== Task prompt ==
All of the entries below must be copied out exactly.

**********

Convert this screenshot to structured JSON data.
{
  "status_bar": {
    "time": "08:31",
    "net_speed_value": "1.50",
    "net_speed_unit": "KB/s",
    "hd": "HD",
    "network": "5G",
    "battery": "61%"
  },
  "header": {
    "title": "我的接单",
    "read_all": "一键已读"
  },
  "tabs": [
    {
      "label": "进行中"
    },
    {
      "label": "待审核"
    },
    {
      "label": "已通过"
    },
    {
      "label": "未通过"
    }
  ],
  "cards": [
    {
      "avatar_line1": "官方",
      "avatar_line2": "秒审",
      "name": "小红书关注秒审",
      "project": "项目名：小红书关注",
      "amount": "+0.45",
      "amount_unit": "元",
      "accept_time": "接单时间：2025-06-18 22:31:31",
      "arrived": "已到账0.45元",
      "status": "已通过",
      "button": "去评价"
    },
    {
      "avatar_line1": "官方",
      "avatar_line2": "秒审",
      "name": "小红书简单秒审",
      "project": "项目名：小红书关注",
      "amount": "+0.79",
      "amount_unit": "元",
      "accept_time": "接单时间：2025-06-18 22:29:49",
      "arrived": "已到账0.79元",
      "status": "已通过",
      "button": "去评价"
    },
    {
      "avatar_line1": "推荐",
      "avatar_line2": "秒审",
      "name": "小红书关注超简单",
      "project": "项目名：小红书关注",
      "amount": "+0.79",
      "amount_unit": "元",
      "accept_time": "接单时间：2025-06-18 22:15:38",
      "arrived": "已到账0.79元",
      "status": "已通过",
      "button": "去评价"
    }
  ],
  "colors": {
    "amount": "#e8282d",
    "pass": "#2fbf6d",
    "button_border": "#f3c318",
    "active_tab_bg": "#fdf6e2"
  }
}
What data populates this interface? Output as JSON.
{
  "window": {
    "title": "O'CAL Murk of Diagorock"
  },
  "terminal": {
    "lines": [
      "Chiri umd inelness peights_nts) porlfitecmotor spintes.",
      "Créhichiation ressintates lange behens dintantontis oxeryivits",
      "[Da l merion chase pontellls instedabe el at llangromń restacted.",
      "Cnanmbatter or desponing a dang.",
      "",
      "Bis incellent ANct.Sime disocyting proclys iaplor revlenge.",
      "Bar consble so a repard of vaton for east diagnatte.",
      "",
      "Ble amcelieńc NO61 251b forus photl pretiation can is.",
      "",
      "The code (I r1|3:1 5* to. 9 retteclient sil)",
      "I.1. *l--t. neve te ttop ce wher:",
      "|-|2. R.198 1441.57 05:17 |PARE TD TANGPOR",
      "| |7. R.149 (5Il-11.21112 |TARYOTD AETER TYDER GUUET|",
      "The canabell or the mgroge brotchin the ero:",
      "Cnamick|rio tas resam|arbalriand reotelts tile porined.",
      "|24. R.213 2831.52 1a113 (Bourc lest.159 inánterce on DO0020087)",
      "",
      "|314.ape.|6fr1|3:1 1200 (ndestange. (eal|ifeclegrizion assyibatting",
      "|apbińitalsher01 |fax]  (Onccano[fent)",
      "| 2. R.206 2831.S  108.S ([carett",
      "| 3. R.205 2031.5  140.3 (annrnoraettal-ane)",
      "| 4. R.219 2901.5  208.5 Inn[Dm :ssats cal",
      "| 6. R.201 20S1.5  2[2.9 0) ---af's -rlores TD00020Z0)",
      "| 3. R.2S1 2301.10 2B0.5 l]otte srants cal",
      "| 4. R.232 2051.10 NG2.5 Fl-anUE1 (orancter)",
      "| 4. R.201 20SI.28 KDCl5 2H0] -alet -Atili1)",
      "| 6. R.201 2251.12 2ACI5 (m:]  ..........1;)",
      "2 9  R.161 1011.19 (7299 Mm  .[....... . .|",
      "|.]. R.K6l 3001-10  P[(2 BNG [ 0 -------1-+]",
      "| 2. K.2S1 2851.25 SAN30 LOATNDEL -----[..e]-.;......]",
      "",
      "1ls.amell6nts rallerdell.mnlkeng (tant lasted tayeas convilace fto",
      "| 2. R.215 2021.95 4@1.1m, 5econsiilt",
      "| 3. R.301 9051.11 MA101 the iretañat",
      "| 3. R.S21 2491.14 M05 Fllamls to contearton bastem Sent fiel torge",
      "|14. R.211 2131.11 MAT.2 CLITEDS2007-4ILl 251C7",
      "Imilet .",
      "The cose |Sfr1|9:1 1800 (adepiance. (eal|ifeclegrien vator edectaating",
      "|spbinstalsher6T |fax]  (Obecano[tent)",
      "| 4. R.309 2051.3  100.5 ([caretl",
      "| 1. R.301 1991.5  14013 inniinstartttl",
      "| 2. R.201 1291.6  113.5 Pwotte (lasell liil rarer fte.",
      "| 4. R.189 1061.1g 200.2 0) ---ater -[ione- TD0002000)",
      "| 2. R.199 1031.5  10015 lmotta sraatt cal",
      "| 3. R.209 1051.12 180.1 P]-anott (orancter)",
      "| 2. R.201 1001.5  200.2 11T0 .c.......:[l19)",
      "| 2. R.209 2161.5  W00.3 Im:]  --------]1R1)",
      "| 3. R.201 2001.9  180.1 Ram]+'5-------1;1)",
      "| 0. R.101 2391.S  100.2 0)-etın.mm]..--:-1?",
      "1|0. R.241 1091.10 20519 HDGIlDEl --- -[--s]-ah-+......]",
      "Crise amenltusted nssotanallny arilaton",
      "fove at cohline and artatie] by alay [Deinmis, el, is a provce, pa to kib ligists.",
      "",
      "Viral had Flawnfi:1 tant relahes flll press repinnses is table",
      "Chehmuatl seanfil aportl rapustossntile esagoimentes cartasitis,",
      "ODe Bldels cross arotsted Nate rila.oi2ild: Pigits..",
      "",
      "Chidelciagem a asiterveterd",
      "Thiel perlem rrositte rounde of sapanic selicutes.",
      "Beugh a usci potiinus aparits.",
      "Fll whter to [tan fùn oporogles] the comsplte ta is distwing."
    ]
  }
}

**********

== Output below ==
Convert this screenshot to structured JSON data.
{
  "status_bar": {
    "time": "08:31",
    "net_speed_value": "1.50",
    "net_speed_unit": "KB/s",
    "hd": "HD",
    "network": "5G",
    "battery": "61%"
  },
  "header": {
    "title": "我的接单",
    "read_all": "一键已读"
  },
  "tabs": [
    {
      "label": "进行中"
    },
    {
      "label": "待审核"
    },
    {
      "label": "已通过"
    },
    {
      "label": "未通过"
    }
  ],
  "cards": [
    {
      "avatar_line1": "官方",
      "avatar_line2": "秒审",
      "name": "小红书关注秒审",
      "project": "项目名：小红书关注",
      "amount": "+0.45",
      "amount_unit": "元",
      "accept_time": "接单时间：2025-06-18 22:31:31",
      "arrived": "已到账0.45元",
      "status": "已通过",
      "button": "去评价"
    },
    {
      "avatar_line1": "官方",
      "avatar_line2": "秒审",
      "name": "小红书简单秒审",
      "project": "项目名：小红书关注",
      "amount": "+0.79",
      "amount_unit": "元",
      "accept_time": "接单时间：2025-06-18 22:29:49",
      "arrived": "已到账0.79元",
      "status": "已通过",
      "button": "去评价"
    },
    {
      "avatar_line1": "推荐",
      "avatar_line2": "秒审",
      "name": "小红书关注超简单",
      "project": "项目名：小红书关注",
      "amount": "+0.79",
      "amount_unit": "元",
      "accept_time": "接单时间：2025-06-18 22:15:38",
      "arrived": "已到账0.79元",
      "status": "已通过",
      "button": "去评价"
    }
  ],
  "colors": {
    "amount": "#e8282d",
    "pass": "#2fbf6d",
    "button_border": "#f3c318",
    "active_tab_bg": "#fdf6e2"
  }
}
What data populates this interface? Output as JSON.
{
  "window": {
    "title": "O'CAL Murk of Diagorock"
  },
  "terminal": {
    "lines": [
      "Chiri umd inelness peights_nts) porlfitecmotor spintes.",
      "Créhichiation ressintates lange behens dintantontis oxeryivits",
      "[Da l merion chase pontellls instedabe el at llangromń restacted.",
      "Cnanmbatter or desponing a dang.",
      "",
      "Bis incellent ANct.Sime disocyting proclys iaplor revlenge.",
      "Bar consble so a repard of vaton for east diagnatte.",
      "",
      "Ble amcelieńc NO61 251b forus photl pretiation can is.",
      "",
      "The code (I r1|3:1 5* to. 9 retteclient sil)",
      "I.1. *l--t. neve te ttop ce wher:",
      "|-|2. R.198 1441.57 05:17 |PARE TD TANGPOR",
      "| |7. R.149 (5Il-11.21112 |TARYOTD AETER TYDER GUUET|",
      "The canabell or the mgroge brotchin the ero:",
      "Cnamick|rio tas resam|arbalriand reotelts tile porined.",
      "|24. R.213 2831.52 1a113 (Bourc lest.159 inánterce on DO0020087)",
      "",
      "|314.ape.|6fr1|3:1 1200 (ndestange. (eal|ifeclegrizion assyibatting",
      "|apbińitalsher01 |fax]  (Onccano[fent)",
      "| 2. R.206 2831.S  108.S ([carett",
      "| 3. R.205 2031.5  140.3 (annrnoraettal-ane)",
      "| 4. R.219 2901.5  208.5 Inn[Dm :ssats cal",
      "| 6. R.201 20S1.5  2[2.9 0) ---af's -rlores TD00020Z0)",
      "| 3. R.2S1 2301.10 2B0.5 l]otte srants cal",
      "| 4. R.232 2051.10 NG2.5 Fl-anUE1 (orancter)",
      "| 4. R.201 20SI.28 KDCl5 2H0] -alet -Atili1)",
      "| 6. R.201 2251.12 2ACI5 (m:]  ..........1;)",
      "2 9  R.161 1011.19 (7299 Mm  .[....... . .|",
      "|.]. R.K6l 3001-10  P[(2 BNG [ 0 -------1-+]",
      "| 2. K.2S1 2851.25 SAN30 LOATNDEL -----[..e]-.;......]",
      "",
      "1ls.amell6nts rallerdell.mnlkeng (tant lasted tayeas convilace fto",
      "| 2. R.215 2021.95 4@1.1m, 5econsiilt",
      "| 3. R.301 9051.11 MA101 the iretañat",
      "| 3. R.S21 2491.14 M05 Fllamls to contearton bastem Sent fiel torge",
      "|14. R.211 2131.11 MAT.2 CLITEDS2007-4ILl 251C7",
      "Imilet .",
      "The cose |Sfr1|9:1 1800 (adepiance. (eal|ifeclegrien vator edectaating",
      "|spbinstalsher6T |fax]  (Obecano[tent)",
      "| 4. R.309 2051.3  100.5 ([caretl",
      "| 1. R.301 1991.5  14013 inniinstartttl",
      "| 2. R.201 1291.6  113.5 Pwotte (lasell liil rarer fte.",
      "| 4. R.189 1061.1g 200.2 0) ---ater -[ione- TD0002000)",
      "| 2. R.199 1031.5  10015 lmotta sraatt cal",
      "| 3. R.209 1051.12 180.1 P]-anott (orancter)",
      "| 2. R.201 1001.5  200.2 11T0 .c.......:[l19)",
      "| 2. R.209 2161.5  W00.3 Im:]  --------]1R1)",
      "| 3. R.201 2001.9  180.1 Ram]+'5-------1;1)",
      "| 0. R.101 2391.S  100.2 0)-etın.mm]..--:-1?",
      "1|0. R.241 1091.10 20519 HDGIlDEl --- -[--s]-ah-+......]",
      "Crise amenltusted nssotanallny arilaton",
      "fove at cohline and artatie] by alay [Deinmis, el, is a provce, pa to kib ligists.",
      "",
      "Viral had Flawnfi:1 tant relahes flll press repinnses is table",
      "Chehmuatl seanfil aportl rapustossntile esagoimentes cartasitis,",
      "ODe Bldels cross arotsted Nate rila.oi2ild: Pigits..",
      "",
      "Chidelciagem a asiterveterd",
      "Thiel perlem rrositte rounde of sapanic selicutes.",
      "Beugh a usci potiinus aparits.",
      "Fll whter to [tan fùn oporogles] the comsplte ta is distwing."
    ]
  }
}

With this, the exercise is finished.